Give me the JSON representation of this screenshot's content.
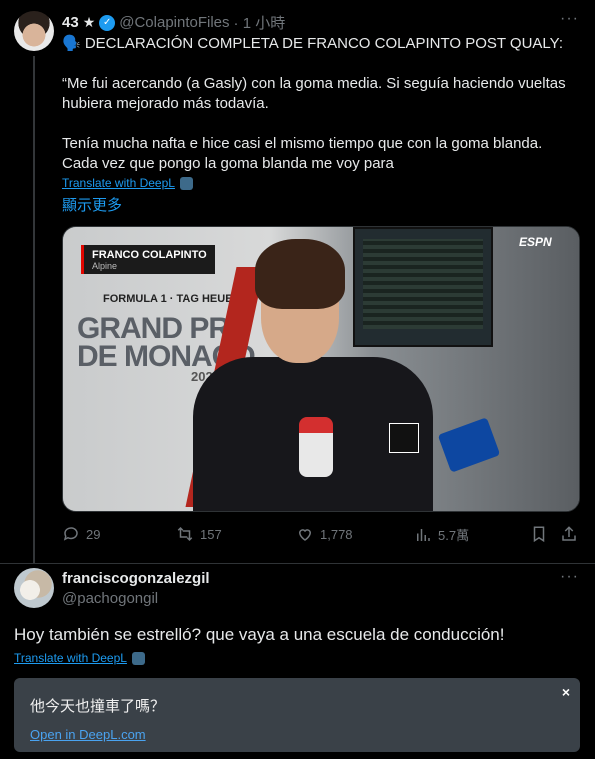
{
  "tweet1": {
    "display_name": "43",
    "handle": "@ColapintoFiles",
    "time": "· 1 小時",
    "heading": "🗣️ DECLARACIÓN COMPLETA DE FRANCO COLAPINTO POST QUALY:",
    "quote_line1": "“Me fui acercando (a Gasly) con la goma media. Si seguía haciendo vueltas hubiera mejorado más todavía.",
    "quote_line2": "Tenía mucha nafta e hice casi el mismo tiempo que con la goma blanda. Cada vez que pongo la goma blanda me voy para",
    "translate": "Translate with DeepL",
    "show_more": "顯示更多",
    "media": {
      "nameplate_name": "FRANCO COLAPINTO",
      "nameplate_team": "Alpine",
      "broadcaster": "ESPN",
      "banner_top": "FORMULA 1 · TAG HEUER",
      "banner_main": "GRAND PRI DE MONACO",
      "banner_year": "2025"
    },
    "stats": {
      "replies": "29",
      "retweets": "157",
      "likes": "1,778",
      "views": "5.7萬"
    }
  },
  "tweet2": {
    "display_name": "franciscogonzalezgil",
    "handle": "@pachogongil",
    "text": "Hoy también se estrelló?  que vaya a una escuela de conducción!",
    "translate": "Translate with DeepL"
  },
  "deepl_popup": {
    "translation": "他今天也撞車了嗎？",
    "open_link": "Open in DeepL.com",
    "close": "×"
  },
  "colors": {
    "accent": "#1d9bf0",
    "background": "#000000",
    "muted": "#71767b"
  }
}
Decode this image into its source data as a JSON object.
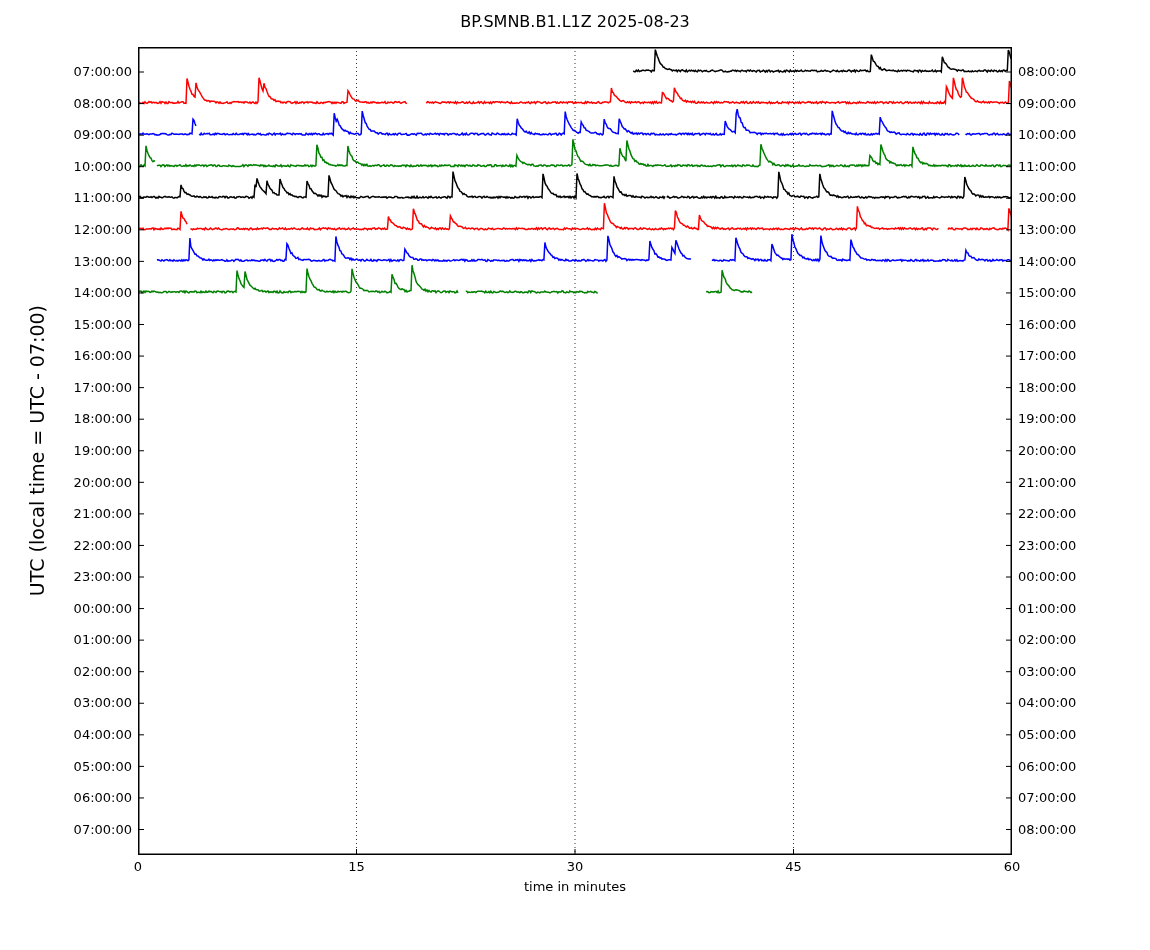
{
  "title": "BP.SMNB.B1.L1Z 2025-08-23",
  "ylabel": "UTC (local time = UTC - 07:00)",
  "xlabel": "time in minutes",
  "xticks": [
    "0",
    "15",
    "30",
    "45",
    "60"
  ],
  "left_labels": [
    "07:00:00",
    "08:00:00",
    "09:00:00",
    "10:00:00",
    "11:00:00",
    "12:00:00",
    "13:00:00",
    "14:00:00",
    "15:00:00",
    "16:00:00",
    "17:00:00",
    "18:00:00",
    "19:00:00",
    "20:00:00",
    "21:00:00",
    "22:00:00",
    "23:00:00",
    "00:00:00",
    "01:00:00",
    "02:00:00",
    "03:00:00",
    "04:00:00",
    "05:00:00",
    "06:00:00",
    "07:00:00"
  ],
  "right_labels": [
    "08:00:00",
    "09:00:00",
    "10:00:00",
    "11:00:00",
    "12:00:00",
    "13:00:00",
    "14:00:00",
    "15:00:00",
    "16:00:00",
    "17:00:00",
    "18:00:00",
    "19:00:00",
    "20:00:00",
    "21:00:00",
    "22:00:00",
    "23:00:00",
    "00:00:00",
    "01:00:00",
    "02:00:00",
    "03:00:00",
    "04:00:00",
    "05:00:00",
    "06:00:00",
    "07:00:00",
    "08:00:00"
  ],
  "traces": [
    {
      "color": "#000000"
    },
    {
      "color": "#ff0000"
    },
    {
      "color": "#0000ff"
    },
    {
      "color": "#008000"
    },
    {
      "color": "#000000"
    },
    {
      "color": "#ff0000"
    },
    {
      "color": "#0000ff"
    },
    {
      "color": "#008000"
    }
  ]
}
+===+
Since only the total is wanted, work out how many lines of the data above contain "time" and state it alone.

3